Global warming poses particular challenges for urban areas due to the greater intensity of rainfall and issues of stormwater runoff, and the heat island effect generated by the reflection of the sun off hard surfaces, such as buildings and road pavements; for example, in Australian cities (i.e., Sydney), roads account for approximately 25% of all urban land use. The challenge for road authorities is to implement green infrastructure in road planning, design and implementation as the term “green infrastructure” has appeared increasingly throughout the world in land management and planning. Despite these environmental challenges, traditional highway engineering practices use arguments regarding the economic inefficiencies of urban traffic congestion to justify the business case for road-widening schemes and new road construction projects with associated de-forestation and vegetation loss.
An international literature review and site visits of green infrastructure best practice in Australia, Singapore, the U.K. and the USA is reported. A typical road authority project is described in Sydney, Australia, where the initial design concept to accommodate growth in all modes of transport was road widening and land acquisition, but the authors persuaded the local and state government authorities to consider other options to “green” the infrastructure, particularly opportunities to add trees and vegetation near the roadway, which provide the additional bonus of managing surface water runoff. From this general problem, the case for, and value to, road authorities to develop green infrastructure guidelines for project planning and implementation, are presented. The conclusions include ongoing research to formulate draft guidelines for governments based on a holistic approach to the planning and design of high-density urban development around transport nodes that includes green infrastructure principles.
Rapid global urbanization and the increase of the Urban Heat Island (UHI) effect make urban cooling a necessity as well as an opportunity to increase the liveability and amenity of cities. This review is a scoping study of the relevant worldwide UHI mitigation/adaptation...Read more
Research showed that one-quarter of Sydney respondents were open to consolidating property for sale with neighbours. However, consolidated lot sales are not part of the business model of most real estate agencies, local government, or property developers. It’s an area where the...Read more
Financing the upfront costs of energy efficiency and renewable energy projects in buildings can be a significant barrier to the expansion of sustainable, low carbon buildings, despite this being a low-cost option on the carbon abatement curve. Systematic literature on...Read more
Cities and states are always looking for ways to more efficiently and effectively deliver public services, such as flood management, resource conservation, pollution prevention, social equity and human health.
The exchange of carbon between the atmosphere and biosphere is an important factor in global climate regulation. Consequently, it is important to examine how carbon flows and cycles between different pools and how carbon stocks change in response to afforestation, reforestation, deforestation, and other land-cover and land-use activities.

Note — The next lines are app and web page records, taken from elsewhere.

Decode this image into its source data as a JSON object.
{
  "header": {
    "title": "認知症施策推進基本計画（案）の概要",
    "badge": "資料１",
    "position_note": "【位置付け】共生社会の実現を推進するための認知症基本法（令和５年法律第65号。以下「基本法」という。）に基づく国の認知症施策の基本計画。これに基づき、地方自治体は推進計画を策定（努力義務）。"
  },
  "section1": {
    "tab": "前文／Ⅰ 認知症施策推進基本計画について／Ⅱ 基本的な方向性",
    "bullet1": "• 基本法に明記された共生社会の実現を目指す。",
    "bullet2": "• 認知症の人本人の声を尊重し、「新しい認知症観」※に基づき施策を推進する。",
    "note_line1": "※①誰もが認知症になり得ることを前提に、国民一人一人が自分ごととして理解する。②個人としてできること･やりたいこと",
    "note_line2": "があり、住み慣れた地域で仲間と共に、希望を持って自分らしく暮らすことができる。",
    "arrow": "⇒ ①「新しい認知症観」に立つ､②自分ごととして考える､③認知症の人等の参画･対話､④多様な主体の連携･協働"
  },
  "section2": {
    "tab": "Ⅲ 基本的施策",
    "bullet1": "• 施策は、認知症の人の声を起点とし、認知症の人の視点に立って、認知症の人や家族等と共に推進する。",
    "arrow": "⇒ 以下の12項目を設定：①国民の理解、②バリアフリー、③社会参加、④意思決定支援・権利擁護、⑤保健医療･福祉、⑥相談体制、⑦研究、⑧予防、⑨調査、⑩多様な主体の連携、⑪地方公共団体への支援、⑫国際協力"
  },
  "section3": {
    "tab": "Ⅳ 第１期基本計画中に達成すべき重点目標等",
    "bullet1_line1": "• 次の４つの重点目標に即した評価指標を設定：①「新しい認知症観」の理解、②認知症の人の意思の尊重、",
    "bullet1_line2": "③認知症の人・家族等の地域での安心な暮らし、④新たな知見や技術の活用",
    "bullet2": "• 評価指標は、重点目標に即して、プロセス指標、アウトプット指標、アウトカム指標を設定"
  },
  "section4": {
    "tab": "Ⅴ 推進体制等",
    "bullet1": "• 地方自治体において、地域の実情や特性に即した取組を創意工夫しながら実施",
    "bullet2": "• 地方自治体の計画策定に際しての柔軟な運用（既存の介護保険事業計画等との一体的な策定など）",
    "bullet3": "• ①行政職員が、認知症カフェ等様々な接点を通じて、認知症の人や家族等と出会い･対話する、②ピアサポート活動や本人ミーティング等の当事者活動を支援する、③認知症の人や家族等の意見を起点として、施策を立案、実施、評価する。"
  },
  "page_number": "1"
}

In this report, the World Bank and World Resources Institute show how the next generation of infrastructure projects can tap natural systems and, where appropriate, integrate green and gray infrastructure.
Urban areas are usually warmer than their rural surroundings, a phenomenon known as the “heat island effect.” As cities develop, more vegetation is lost and more surfaces are paved or covered with buildings. The change in ground cover results in less shade and moisture to keep urban areas cool.